Nigeria unrest: 'Boko Haram' gunmen kill 44 at mosque
At least 44 worshippers have been shot dead at a mosque in north-eastern Nigeria, officials in Borno state say.
The killings took place during dawn prayers on Sunday, although news only emerged on Monday, as communications are disrupted by a state of emergency.
The attack occurred in the town of Konduga, 35km (22 miles) from the state capital, Maiduguri.
The gunmen are suspected of being from the Islamist group Boko Haram, which has killed thousands since 2009.
Twelve further civilians were killed at Ngom village, closer to Maiduguri, reports say.Vigilantes targeted?
If this was Boko Haram, it might appear baffling. Many churches have been bombed but why would a group that wants to impose Islamic law across Nigeria open fire on worshippers at a mosque?
In fact this would not be the first time Boko Haram has targeted a mosque - Muslim clerics have also been killed because of their views.
The gunmen may have known that amongst the worshippers were members of the vigilante groups that have sprung up to help the army defend the population.
Three months ago the military campaign was launched. But the Islamist militants have not been defeated - over the past month more than 160 people have been killed in attacks on boarding schools, army and police bases as well as a Christian-dominated area of Kano City. Other attacks go unreported. So what is the way forward?
One Borno State official suggests the only solution is to deploy more vigilante groups.
A member of a civilian vigilante group told the Associated Press that four of their number were killed when they responded to calls for help in Konduga.
Several such groups have been set up since the emergency was declared in Borno and two neighbouring states in May.
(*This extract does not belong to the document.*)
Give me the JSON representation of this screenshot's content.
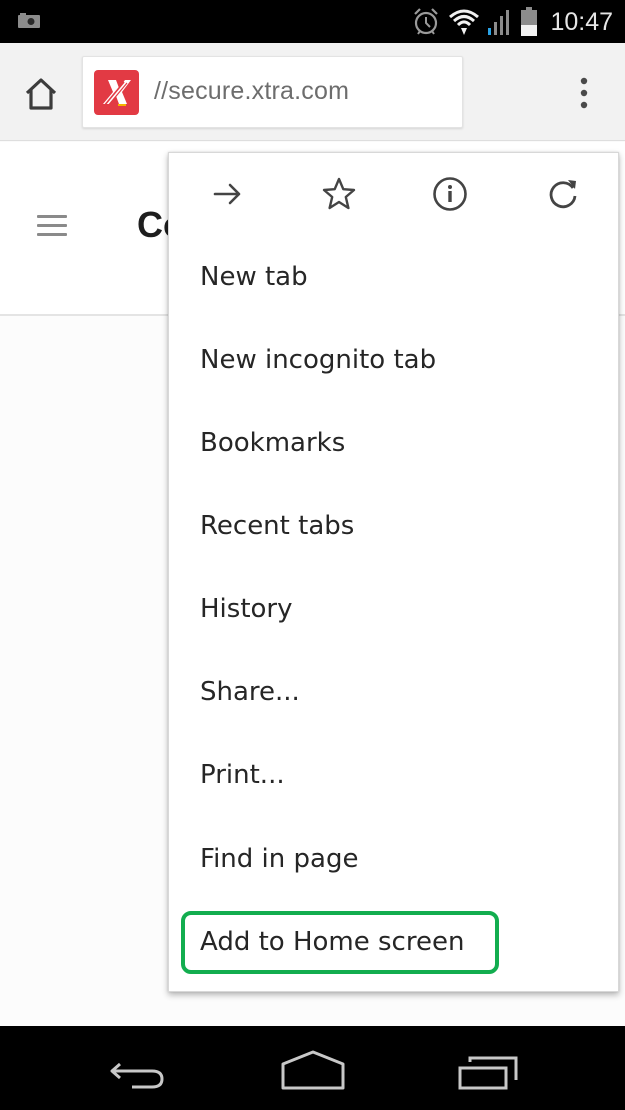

BBC Nigeria correspondent Will Ross says the gunmen may have attacked the mosque in the belief that some of the vigilantes were praying there.
"We believe the attack was not unconnected with the cooperation residents are giving to security operatives in identifying and arresting Boko Haram members in their midst," a senior government official told the AFP news agency.
While the group has frequently attacked churches, it has also occasionally targeted mosques, sometimes those whose preachers disagree with their views.
The attackers wore military uniforms, officials say, which they may have taken during recent attacks on a barracks.
Nigeria's Daily Post reported that a further 26 people were being treated for injuries in hospital in Maiduguri.
After a lull immediately after the emergency was declared, there has been a recent spate of attacks, blamed on Boko Haram.
The military cut mobile phone networks when they imposed the state of emergency, saying they wanted to make it more difficult for the militants to organise attacks.
However, some local officials have said this prevents civilians from getting help.
Boko Haram wants to overthrow the Nigerian government and create an Islamic state in the north.
News of the attacks came as a video emerged of the group's leader, Abubakar Shekau, saying Boko Haram had carried out recent attacks including some that targeted the police and the military.
He said this showed that the army's claims to have inflicted heavy losses on the group were "lies".